Will you allow Gertrude Waring to come to us for her Christmas holidays? Muriel tells me that the child cannot go home as her parents are abroad, and she is most anxious to have her with us. I need hardly say that every care will be taken of her, and I think the bracing air here is sure to do her good.


I need hardly say that this was in the days before criminal record checks.

Who says copywriters are unnecessary?

I'm just contemplating one of the worst corporate straplines I've seen in a very long time. P&H Sweets sets our pulses racing with the slogan 'Always delivering retail snacking solutions'.

Let's be charitable and concede that they're targeting retailers with their message rather than consumers. Even so, their line fails on so many levels. Are they distinguishing themselves from rivals who only sometimes offer retail snacking solutions? Or those who offer a completely different kind of snacking solution? The non-retail kind that we'd never buy in a shop.

Let's be honest. Even the guys in my local Londis would be surprised to hear they were selling snacking solutions. They are likely to be under the common misapprehension that their shelves are full of sweets and chocolates.

It's one for tomorrow's copywriting course, that's for sure. Where I always deliver first-class corporate training solutions.

Sunday, August 16, 2009

Swimming against the tide

The folks at Waitrose know how to rustle up a fancy sandwich. Take their limited edition Poached Salmon offering, for instance, complete with pea purée, mint and tartare sauce. Never has so much pretention found itself stuffed between two slices of bread.

But listen to the blurb on the packet. They get their salmon from 'the cold, clear waters around Scotland where fish can swim against the tide, becoming lean and full of flavour.' God forbid they'd select bland, flabby salmon that neglect nature's exercise regime in favour of an easy ride with the prevailing current.

I dread to think what other horse manure this over-excited copywriter is planning to write about alternative sandwiches in the range. But I never eat chicken unless I know the bird has a personal trainer and flaps at least three miles a day.

Saturday, August 08, 2009

Cleaning up their act

The Iraqi government has recently announced that it intends to introduce a ban on smoking in public places. At last I'm able to give Baghdad serious consideration as a holiday destination.

Friday, August 07, 2009

An entertaining day out

Oxford University offers an interesting range of one-day courses, which seem to be open to the general public. For just £46, for instance, you might choose to sign up for a day school on 10th October, entitled 'Space, Time and the Universe'. Quite how accessible the event is, however, remains open to question.

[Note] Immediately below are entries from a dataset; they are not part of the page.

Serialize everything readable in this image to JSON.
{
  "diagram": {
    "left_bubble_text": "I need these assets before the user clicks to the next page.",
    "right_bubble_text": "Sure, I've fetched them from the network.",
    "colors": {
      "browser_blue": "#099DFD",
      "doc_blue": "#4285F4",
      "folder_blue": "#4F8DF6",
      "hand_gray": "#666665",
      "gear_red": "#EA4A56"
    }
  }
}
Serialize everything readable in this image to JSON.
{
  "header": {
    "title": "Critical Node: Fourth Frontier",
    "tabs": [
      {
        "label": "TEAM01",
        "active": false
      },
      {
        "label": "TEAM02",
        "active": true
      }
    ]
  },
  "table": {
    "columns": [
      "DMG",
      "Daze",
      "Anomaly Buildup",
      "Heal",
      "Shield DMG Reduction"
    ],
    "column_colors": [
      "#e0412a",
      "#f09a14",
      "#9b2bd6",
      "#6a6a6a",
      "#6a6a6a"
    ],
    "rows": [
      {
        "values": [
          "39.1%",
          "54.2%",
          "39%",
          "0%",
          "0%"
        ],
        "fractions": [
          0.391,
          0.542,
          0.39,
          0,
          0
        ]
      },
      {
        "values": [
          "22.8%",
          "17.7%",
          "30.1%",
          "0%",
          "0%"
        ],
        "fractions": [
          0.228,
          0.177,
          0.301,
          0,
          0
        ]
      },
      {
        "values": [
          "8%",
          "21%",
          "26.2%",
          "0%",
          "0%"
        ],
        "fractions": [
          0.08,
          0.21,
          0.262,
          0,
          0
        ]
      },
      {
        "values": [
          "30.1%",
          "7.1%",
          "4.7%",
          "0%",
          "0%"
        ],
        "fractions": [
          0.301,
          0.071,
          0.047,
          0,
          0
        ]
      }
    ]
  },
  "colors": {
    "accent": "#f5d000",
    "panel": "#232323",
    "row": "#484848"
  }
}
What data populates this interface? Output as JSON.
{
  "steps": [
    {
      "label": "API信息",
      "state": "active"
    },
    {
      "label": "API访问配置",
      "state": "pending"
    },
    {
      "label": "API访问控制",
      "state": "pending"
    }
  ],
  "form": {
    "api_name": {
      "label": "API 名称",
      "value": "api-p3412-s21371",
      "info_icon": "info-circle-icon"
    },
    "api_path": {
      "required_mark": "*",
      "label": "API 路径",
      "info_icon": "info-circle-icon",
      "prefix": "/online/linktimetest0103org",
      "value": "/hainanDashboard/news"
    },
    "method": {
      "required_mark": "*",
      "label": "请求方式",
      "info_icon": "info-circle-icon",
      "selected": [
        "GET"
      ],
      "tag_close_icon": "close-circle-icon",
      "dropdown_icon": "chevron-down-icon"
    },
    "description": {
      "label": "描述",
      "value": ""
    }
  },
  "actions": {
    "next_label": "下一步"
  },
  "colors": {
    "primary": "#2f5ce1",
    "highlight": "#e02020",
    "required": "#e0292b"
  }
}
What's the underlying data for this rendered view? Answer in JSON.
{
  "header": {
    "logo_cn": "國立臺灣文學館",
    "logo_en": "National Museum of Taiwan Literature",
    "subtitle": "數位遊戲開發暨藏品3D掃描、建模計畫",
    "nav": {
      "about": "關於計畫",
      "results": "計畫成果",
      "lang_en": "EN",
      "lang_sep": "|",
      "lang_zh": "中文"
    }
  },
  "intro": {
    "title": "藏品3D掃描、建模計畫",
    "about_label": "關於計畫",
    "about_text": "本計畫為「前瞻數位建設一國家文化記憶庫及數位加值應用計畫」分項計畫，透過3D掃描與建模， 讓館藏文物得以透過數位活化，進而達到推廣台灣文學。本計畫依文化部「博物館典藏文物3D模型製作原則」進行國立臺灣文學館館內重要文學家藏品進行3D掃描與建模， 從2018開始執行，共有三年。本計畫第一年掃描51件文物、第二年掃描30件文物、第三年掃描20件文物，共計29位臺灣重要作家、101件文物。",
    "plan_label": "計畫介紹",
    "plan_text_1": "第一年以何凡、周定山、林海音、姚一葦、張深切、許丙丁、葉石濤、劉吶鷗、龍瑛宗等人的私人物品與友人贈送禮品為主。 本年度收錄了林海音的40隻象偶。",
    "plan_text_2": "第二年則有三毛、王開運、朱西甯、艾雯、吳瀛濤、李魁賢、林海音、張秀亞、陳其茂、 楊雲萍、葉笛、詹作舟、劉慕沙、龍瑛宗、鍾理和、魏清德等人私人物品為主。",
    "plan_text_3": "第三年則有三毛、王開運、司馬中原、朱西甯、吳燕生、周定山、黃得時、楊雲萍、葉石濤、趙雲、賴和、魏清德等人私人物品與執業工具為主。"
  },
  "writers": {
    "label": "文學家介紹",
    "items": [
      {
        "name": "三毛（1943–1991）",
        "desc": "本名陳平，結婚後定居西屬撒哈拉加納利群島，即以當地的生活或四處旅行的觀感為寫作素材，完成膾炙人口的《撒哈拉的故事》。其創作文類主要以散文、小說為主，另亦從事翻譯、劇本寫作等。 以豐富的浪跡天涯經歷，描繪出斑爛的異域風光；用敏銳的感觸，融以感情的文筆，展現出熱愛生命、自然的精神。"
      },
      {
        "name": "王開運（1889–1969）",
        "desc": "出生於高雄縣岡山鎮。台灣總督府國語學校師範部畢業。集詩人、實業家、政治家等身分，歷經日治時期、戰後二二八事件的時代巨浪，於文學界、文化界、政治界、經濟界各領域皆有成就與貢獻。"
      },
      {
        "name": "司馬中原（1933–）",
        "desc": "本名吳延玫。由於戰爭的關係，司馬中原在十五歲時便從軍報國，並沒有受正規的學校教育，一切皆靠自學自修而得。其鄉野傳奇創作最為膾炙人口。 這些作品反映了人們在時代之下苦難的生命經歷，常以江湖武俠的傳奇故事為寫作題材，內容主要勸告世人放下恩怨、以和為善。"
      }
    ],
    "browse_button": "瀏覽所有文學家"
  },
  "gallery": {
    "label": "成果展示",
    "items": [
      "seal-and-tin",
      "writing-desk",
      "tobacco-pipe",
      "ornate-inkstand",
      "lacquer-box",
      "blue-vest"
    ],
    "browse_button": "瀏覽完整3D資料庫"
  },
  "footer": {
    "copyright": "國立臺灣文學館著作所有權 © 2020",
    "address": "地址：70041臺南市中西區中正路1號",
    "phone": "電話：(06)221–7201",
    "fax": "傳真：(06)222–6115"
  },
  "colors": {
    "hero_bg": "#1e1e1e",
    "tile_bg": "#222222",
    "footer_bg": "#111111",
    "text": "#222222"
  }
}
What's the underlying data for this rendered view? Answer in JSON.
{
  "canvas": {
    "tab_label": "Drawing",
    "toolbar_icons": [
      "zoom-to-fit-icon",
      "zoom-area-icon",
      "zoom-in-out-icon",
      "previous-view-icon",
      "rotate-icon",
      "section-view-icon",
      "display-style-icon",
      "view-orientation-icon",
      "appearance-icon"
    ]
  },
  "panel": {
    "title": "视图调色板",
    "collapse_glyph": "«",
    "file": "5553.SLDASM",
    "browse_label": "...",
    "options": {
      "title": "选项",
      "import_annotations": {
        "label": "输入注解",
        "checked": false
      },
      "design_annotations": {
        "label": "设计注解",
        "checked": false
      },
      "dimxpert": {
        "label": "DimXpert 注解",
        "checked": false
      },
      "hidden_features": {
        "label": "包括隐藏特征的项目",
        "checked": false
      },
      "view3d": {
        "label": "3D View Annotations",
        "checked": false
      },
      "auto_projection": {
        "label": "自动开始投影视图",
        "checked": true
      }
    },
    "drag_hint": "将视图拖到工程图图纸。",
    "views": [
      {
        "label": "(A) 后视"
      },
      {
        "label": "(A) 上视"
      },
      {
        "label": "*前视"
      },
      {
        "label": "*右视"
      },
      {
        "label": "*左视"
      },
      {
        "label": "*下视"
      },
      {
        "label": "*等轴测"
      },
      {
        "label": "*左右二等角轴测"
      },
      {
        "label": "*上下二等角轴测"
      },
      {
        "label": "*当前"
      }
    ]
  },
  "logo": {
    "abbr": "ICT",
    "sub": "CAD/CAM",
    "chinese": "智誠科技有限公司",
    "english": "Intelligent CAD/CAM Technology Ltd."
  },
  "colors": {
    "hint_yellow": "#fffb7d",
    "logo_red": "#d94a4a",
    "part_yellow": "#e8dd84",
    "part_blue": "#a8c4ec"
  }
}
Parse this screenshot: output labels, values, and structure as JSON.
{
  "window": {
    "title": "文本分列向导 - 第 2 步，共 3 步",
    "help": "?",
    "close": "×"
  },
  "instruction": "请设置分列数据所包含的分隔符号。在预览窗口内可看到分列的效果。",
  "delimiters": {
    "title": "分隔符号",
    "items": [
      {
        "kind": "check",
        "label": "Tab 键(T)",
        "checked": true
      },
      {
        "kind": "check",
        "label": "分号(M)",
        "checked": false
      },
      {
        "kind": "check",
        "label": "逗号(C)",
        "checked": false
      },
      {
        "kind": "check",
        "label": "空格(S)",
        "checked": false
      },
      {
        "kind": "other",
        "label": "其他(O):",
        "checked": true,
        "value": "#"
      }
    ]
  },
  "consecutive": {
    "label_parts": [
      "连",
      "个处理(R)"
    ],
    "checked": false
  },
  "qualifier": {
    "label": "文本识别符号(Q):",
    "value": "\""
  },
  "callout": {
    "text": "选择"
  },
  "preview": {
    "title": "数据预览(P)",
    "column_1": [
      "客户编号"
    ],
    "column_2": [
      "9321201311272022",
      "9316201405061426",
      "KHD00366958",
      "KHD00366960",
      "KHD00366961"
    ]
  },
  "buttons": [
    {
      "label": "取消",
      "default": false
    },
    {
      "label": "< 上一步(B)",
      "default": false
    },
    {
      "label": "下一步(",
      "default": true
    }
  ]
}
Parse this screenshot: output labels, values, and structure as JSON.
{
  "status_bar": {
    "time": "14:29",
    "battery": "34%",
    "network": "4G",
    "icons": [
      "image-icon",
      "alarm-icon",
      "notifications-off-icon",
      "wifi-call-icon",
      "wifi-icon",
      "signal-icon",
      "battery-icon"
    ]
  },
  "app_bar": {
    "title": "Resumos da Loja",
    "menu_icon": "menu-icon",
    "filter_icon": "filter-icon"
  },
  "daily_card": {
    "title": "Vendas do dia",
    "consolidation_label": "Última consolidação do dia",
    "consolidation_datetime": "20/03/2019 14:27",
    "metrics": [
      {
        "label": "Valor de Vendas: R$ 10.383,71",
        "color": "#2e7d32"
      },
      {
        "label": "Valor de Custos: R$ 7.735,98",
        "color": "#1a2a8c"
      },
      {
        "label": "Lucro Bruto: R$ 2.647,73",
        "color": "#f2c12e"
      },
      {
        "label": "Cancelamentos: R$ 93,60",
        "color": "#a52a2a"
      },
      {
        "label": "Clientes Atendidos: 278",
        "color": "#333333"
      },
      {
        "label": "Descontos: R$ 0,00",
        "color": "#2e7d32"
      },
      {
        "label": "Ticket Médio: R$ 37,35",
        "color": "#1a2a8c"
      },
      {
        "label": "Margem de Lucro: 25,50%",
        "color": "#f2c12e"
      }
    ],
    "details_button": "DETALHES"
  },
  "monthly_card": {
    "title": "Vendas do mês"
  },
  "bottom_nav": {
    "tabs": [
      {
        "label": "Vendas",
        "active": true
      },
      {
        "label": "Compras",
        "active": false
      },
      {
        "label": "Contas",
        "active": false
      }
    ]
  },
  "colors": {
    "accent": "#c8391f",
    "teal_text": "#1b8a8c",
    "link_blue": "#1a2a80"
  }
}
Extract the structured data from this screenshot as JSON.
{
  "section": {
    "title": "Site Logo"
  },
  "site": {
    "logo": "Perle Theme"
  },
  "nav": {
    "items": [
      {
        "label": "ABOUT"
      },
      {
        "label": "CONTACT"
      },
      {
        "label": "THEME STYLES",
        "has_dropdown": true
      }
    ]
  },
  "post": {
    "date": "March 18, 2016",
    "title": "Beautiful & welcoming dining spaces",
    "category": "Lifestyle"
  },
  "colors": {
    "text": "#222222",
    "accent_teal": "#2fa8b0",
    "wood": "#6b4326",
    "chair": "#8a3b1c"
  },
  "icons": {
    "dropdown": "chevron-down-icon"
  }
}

The agenda provides a few clues.

10.00 am Special Relativity

11.15am General Relativity

1.00pm Space-time and black holes

2.15pm Space-time and the universe

Imagine the coffee breaks.